Top of DATA PROVIDED

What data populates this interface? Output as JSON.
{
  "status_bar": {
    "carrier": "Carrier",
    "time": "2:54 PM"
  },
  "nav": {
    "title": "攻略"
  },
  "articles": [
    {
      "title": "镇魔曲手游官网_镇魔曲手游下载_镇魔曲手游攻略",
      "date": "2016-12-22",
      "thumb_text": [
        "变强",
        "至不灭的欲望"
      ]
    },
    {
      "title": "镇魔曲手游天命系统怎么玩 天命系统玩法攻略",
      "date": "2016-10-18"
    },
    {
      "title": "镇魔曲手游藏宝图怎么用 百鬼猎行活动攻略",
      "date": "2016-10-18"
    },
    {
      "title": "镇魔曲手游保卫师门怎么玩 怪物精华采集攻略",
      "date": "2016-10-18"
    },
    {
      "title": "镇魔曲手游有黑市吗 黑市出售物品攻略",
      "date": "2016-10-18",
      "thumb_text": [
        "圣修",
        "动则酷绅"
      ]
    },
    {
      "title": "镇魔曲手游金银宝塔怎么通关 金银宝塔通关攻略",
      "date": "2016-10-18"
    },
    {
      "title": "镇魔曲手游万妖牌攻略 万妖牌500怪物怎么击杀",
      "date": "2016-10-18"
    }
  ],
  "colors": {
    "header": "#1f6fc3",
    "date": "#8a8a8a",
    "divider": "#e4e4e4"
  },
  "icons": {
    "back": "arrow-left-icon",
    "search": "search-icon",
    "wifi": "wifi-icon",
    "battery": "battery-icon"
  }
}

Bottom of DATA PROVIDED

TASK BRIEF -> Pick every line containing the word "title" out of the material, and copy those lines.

EXERCISE RESULT ->
    "title": "攻略"
      "title": "镇魔曲手游官网_镇魔曲手游下载_镇魔曲手游攻略",
      "title": "镇魔曲手游天命系统怎么玩 天命系统玩法攻略",
      "title": "镇魔曲手游藏宝图怎么用 百鬼猎行活动攻略",
      "title": "镇魔曲手游保卫师门怎么玩 怪物精华采集攻略",
      "title": "镇魔曲手游有黑市吗 黑市出售物品攻略",
      "title": "镇魔曲手游金银宝塔怎么通关 金银宝塔通关攻略",
      "title": "镇魔曲手游万妖牌攻略 万妖牌500怪物怎么击杀",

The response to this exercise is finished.